§ Exercise goal
All of the data goes into your copy exactly as written. Images do not.

┌──

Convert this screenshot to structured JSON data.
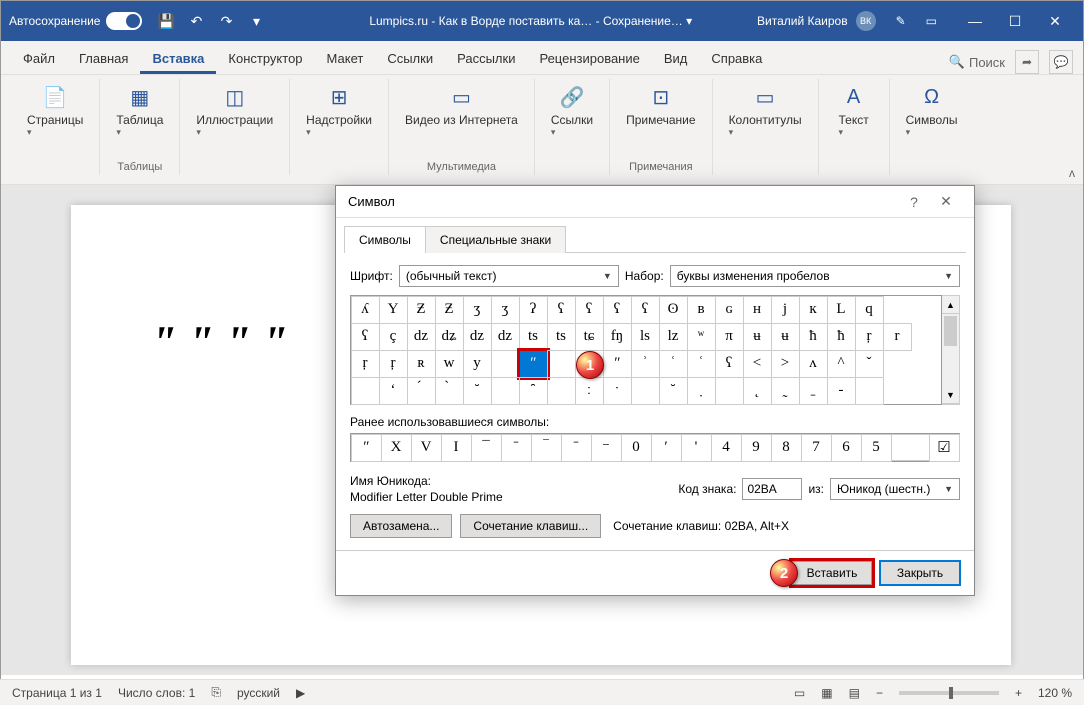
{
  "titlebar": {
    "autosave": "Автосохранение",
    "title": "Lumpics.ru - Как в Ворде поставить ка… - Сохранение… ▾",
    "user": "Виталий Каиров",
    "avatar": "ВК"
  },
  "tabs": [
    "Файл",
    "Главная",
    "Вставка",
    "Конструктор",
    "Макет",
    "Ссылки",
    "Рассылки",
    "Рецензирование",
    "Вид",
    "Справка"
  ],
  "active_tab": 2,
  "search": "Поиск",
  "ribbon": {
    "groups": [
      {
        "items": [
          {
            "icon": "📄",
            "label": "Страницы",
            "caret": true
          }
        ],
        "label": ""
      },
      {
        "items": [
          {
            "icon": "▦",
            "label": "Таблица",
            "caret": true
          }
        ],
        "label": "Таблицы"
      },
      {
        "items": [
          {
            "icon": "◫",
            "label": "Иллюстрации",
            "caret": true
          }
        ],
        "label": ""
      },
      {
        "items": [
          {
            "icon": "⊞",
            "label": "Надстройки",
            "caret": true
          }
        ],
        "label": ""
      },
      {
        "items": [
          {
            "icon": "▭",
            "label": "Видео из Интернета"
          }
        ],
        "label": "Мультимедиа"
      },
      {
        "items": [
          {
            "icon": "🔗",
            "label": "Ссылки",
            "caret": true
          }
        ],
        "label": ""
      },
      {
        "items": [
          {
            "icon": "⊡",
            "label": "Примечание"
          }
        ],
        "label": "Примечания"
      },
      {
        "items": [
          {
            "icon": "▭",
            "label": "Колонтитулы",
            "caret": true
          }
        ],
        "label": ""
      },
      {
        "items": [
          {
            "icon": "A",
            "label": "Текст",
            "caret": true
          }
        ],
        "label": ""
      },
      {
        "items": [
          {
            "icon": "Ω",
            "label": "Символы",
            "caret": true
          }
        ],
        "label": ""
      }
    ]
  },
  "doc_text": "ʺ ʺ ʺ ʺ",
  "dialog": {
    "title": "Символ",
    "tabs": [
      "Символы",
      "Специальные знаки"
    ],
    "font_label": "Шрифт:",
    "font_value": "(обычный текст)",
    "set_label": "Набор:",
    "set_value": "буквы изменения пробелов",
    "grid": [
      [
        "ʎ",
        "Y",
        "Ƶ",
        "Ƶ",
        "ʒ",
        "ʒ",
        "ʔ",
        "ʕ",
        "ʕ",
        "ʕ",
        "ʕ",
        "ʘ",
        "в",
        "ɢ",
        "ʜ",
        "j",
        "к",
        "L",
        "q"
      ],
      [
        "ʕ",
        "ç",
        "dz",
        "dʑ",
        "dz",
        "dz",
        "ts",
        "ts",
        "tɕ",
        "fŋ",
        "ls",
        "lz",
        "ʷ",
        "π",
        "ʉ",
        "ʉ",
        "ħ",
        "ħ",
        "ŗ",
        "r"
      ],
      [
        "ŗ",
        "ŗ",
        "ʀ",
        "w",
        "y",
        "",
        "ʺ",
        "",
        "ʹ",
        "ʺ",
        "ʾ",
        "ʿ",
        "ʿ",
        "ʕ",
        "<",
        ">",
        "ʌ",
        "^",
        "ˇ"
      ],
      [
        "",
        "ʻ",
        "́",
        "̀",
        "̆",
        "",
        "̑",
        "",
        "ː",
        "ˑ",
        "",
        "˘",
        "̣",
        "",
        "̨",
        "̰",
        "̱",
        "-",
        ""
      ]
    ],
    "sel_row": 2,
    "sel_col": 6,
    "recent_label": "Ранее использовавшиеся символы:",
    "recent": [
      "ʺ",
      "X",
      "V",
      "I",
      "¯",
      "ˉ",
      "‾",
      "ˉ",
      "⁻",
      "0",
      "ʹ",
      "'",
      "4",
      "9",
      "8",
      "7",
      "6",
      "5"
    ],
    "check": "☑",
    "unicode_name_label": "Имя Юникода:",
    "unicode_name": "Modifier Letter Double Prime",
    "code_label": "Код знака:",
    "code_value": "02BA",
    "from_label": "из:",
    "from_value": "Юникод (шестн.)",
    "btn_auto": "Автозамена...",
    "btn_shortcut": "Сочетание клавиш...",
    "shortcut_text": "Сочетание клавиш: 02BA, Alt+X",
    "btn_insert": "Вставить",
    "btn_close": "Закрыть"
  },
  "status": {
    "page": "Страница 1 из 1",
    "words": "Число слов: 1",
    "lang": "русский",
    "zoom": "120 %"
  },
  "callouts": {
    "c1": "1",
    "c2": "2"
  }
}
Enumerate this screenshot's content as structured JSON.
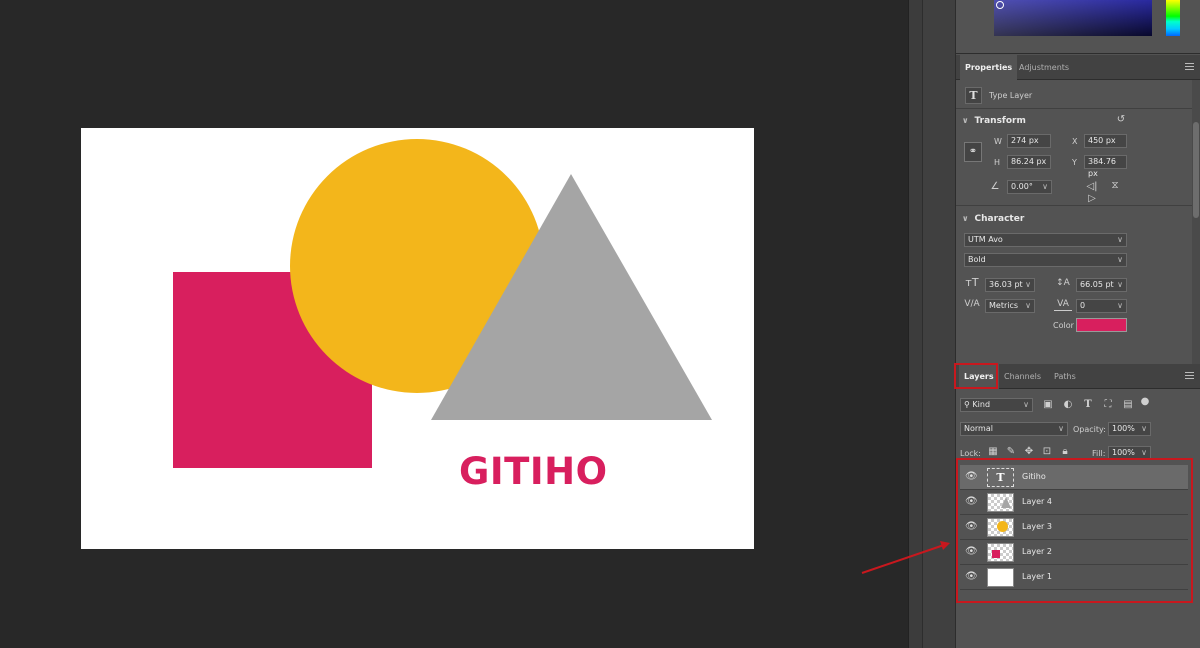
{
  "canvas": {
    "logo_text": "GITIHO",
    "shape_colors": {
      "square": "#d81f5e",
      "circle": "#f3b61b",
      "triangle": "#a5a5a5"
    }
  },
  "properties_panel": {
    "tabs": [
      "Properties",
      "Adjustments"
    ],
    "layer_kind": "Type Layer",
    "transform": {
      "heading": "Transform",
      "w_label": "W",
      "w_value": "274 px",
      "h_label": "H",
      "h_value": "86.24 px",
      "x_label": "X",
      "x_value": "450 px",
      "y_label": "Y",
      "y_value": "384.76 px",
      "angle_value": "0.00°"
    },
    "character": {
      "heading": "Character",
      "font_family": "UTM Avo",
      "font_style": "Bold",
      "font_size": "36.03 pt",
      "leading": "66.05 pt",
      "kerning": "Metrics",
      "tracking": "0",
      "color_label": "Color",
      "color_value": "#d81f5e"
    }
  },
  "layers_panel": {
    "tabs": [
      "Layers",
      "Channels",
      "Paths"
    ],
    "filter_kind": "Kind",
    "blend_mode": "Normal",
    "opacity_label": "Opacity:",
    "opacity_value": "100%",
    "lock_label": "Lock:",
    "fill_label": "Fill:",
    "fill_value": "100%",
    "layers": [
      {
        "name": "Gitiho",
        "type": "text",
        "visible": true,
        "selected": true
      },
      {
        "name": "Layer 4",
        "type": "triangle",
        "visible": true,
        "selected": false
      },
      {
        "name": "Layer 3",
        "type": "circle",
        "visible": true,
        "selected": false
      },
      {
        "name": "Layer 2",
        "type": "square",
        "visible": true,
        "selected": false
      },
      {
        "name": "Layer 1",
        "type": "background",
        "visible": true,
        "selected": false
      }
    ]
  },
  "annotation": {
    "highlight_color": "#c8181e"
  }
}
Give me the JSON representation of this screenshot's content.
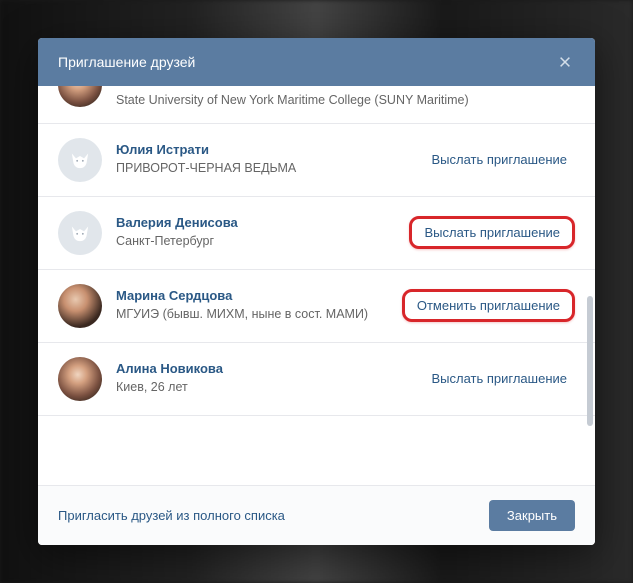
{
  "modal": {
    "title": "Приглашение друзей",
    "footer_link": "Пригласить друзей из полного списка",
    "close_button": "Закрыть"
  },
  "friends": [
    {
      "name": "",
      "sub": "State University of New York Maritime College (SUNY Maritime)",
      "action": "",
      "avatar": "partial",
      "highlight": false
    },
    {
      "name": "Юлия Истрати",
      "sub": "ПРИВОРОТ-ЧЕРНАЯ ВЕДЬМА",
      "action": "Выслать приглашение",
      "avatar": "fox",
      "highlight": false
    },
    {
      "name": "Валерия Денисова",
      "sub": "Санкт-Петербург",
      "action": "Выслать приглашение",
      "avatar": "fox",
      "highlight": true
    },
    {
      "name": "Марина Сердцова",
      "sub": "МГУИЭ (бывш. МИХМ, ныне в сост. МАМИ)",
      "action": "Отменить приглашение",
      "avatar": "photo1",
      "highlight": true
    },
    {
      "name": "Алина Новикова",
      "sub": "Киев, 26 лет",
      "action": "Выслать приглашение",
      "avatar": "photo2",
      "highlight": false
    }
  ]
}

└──

§ Solution to the exercise
Convert this screenshot to structured JSON data.
{
  "titlebar": {
    "autosave": "Автосохранение",
    "title": "Lumpics.ru - Как в Ворде поставить ка… - Сохранение… ▾",
    "user": "Виталий Каиров",
    "avatar": "ВК"
  },
  "tabs": [
    "Файл",
    "Главная",
    "Вставка",
    "Конструктор",
    "Макет",
    "Ссылки",
    "Рассылки",
    "Рецензирование",
    "Вид",
    "Справка"
  ],
  "active_tab": 2,
  "search": "Поиск",
  "ribbon": {
    "groups": [
      {
        "items": [
          {
            "icon": "📄",
            "label": "Страницы",
            "caret": true
          }
        ],
        "label": ""
      },
      {
        "items": [
          {
            "icon": "▦",
            "label": "Таблица",
            "caret": true
          }
        ],
        "label": "Таблицы"
      },
      {
        "items": [
          {
            "icon": "◫",
            "label": "Иллюстрации",
            "caret": true
          }
        ],
        "label": ""
      },
      {
        "items": [
          {
            "icon": "⊞",
            "label": "Надстройки",
            "caret": true
          }
        ],
        "label": ""
      },
      {
        "items": [
          {
            "icon": "▭",
            "label": "Видео из Интернета"
          }
        ],
        "label": "Мультимедиа"
      },
      {
        "items": [
          {
            "icon": "🔗",
            "label": "Ссылки",
            "caret": true
          }
        ],
        "label": ""
      },
      {
        "items": [
          {
            "icon": "⊡",
            "label": "Примечание"
          }
        ],
        "label": "Примечания"
      },
      {
        "items": [
          {
            "icon": "▭",
            "label": "Колонтитулы",
            "caret": true
          }
        ],
        "label": ""
      },
      {
        "items": [
          {
            "icon": "A",
            "label": "Текст",
            "caret": true
          }
        ],
        "label": ""
      },
      {
        "items": [
          {
            "icon": "Ω",
            "label": "Символы",
            "caret": true
          }
        ],
        "label": ""
      }
    ]
  },
  "doc_text": "ʺ ʺ ʺ ʺ",
  "dialog": {
    "title": "Символ",
    "tabs": [
      "Символы",
      "Специальные знаки"
    ],
    "font_label": "Шрифт:",
    "font_value": "(обычный текст)",
    "set_label": "Набор:",
    "set_value": "буквы изменения пробелов",
    "grid": [
      [
        "ʎ",
        "Y",
        "Ƶ",
        "Ƶ",
        "ʒ",
        "ʒ",
        "ʔ",
        "ʕ",
        "ʕ",
        "ʕ",
        "ʕ",
        "ʘ",
        "в",
        "ɢ",
        "ʜ",
        "j",
        "к",
        "L",
        "q"
      ],
      [
        "ʕ",
        "ç",
        "dz",
        "dʑ",
        "dz",
        "dz",
        "ts",
        "ts",
        "tɕ",
        "fŋ",
        "ls",
        "lz",
        "ʷ",
        "π",
        "ʉ",
        "ʉ",
        "ħ",
        "ħ",
        "ŗ",
        "r"
      ],
      [
        "ŗ",
        "ŗ",
        "ʀ",
        "w",
        "y",
        "",
        "ʺ",
        "",
        "ʹ",
        "ʺ",
        "ʾ",
        "ʿ",
        "ʿ",
        "ʕ",
        "<",
        ">",
        "ʌ",
        "^",
        "ˇ"
      ],
      [
        "",
        "ʻ",
        "́",
        "̀",
        "̆",
        "",
        "̑",
        "",
        "ː",
        "ˑ",
        "",
        "˘",
        "̣",
        "",
        "̨",
        "̰",
        "̱",
        "-",
        ""
      ]
    ],
    "sel_row": 2,
    "sel_col": 6,
    "recent_label": "Ранее использовавшиеся символы:",
    "recent": [
      "ʺ",
      "X",
      "V",
      "I",
      "¯",
      "ˉ",
      "‾",
      "ˉ",
      "⁻",
      "0",
      "ʹ",
      "'",
      "4",
      "9",
      "8",
      "7",
      "6",
      "5"
    ],
    "check": "☑",
    "unicode_name_label": "Имя Юникода:",
    "unicode_name": "Modifier Letter Double Prime",
    "code_label": "Код знака:",
    "code_value": "02BA",
    "from_label": "из:",
    "from_value": "Юникод (шестн.)",
    "btn_auto": "Автозамена...",
    "btn_shortcut": "Сочетание клавиш...",
    "shortcut_text": "Сочетание клавиш: 02BA, Alt+X",
    "btn_insert": "Вставить",
    "btn_close": "Закрыть"
  },
  "status": {
    "page": "Страница 1 из 1",
    "words": "Число слов: 1",
    "lang": "русский",
    "zoom": "120 %"
  },
  "callouts": {
    "c1": "1",
    "c2": "2"
  }
}
Enumerate this screenshot's content as structured JSON.
{
  "canvas": {
    "logo_text": "GITIHO",
    "shape_colors": {
      "square": "#d81f5e",
      "circle": "#f3b61b",
      "triangle": "#a5a5a5"
    }
  },
  "properties_panel": {
    "tabs": [
      "Properties",
      "Adjustments"
    ],
    "layer_kind": "Type Layer",
    "transform": {
      "heading": "Transform",
      "w_label": "W",
      "w_value": "274 px",
      "h_label": "H",
      "h_value": "86.24 px",
      "x_label": "X",
      "x_value": "450 px",
      "y_label": "Y",
      "y_value": "384.76 px",
      "angle_value": "0.00°"
    },
    "character": {
      "heading": "Character",
      "font_family": "UTM Avo",
      "font_style": "Bold",
      "font_size": "36.03 pt",
      "leading": "66.05 pt",
      "kerning": "Metrics",
      "tracking": "0",
      "color_label": "Color",
      "color_value": "#d81f5e"
    }
  },
  "layers_panel": {
    "tabs": [
      "Layers",
      "Channels",
      "Paths"
    ],
    "filter_kind": "Kind",
    "blend_mode": "Normal",
    "opacity_label": "Opacity:",
    "opacity_value": "100%",
    "lock_label": "Lock:",
    "fill_label": "Fill:",
    "fill_value": "100%",
    "layers": [
      {
        "name": "Gitiho",
        "type": "text",
        "visible": true,
        "selected": true
      },
      {
        "name": "Layer 4",
        "type": "triangle",
        "visible": true,
        "selected": false
      },
      {
        "name": "Layer 3",
        "type": "circle",
        "visible": true,
        "selected": false
      },
      {
        "name": "Layer 2",
        "type": "square",
        "visible": true,
        "selected": false
      },
      {
        "name": "Layer 1",
        "type": "background",
        "visible": true,
        "selected": false
      }
    ]
  },
  "annotation": {
    "highlight_color": "#c8181e"
  }
}
Give me the JSON representation of this screenshot's content.
{
  "modal": {
    "title": "Приглашение друзей",
    "footer_link": "Пригласить друзей из полного списка",
    "close_button": "Закрыть"
  },
  "friends": [
    {
      "name": "",
      "sub": "State University of New York Maritime College (SUNY Maritime)",
      "action": "",
      "avatar": "partial",
      "highlight": false
    },
    {
      "name": "Юлия Истрати",
      "sub": "ПРИВОРОТ-ЧЕРНАЯ ВЕДЬМА",
      "action": "Выслать приглашение",
      "avatar": "fox",
      "highlight": false
    },
    {
      "name": "Валерия Денисова",
      "sub": "Санкт-Петербург",
      "action": "Выслать приглашение",
      "avatar": "fox",
      "highlight": true
    },
    {
      "name": "Марина Сердцова",
      "sub": "МГУИЭ (бывш. МИХМ, ныне в сост. МАМИ)",
      "action": "Отменить приглашение",
      "avatar": "photo1",
      "highlight": true
    },
    {
      "name": "Алина Новикова",
      "sub": "Киев, 26 лет",
      "action": "Выслать приглашение",
      "avatar": "photo2",
      "highlight": false
    }
  ]
}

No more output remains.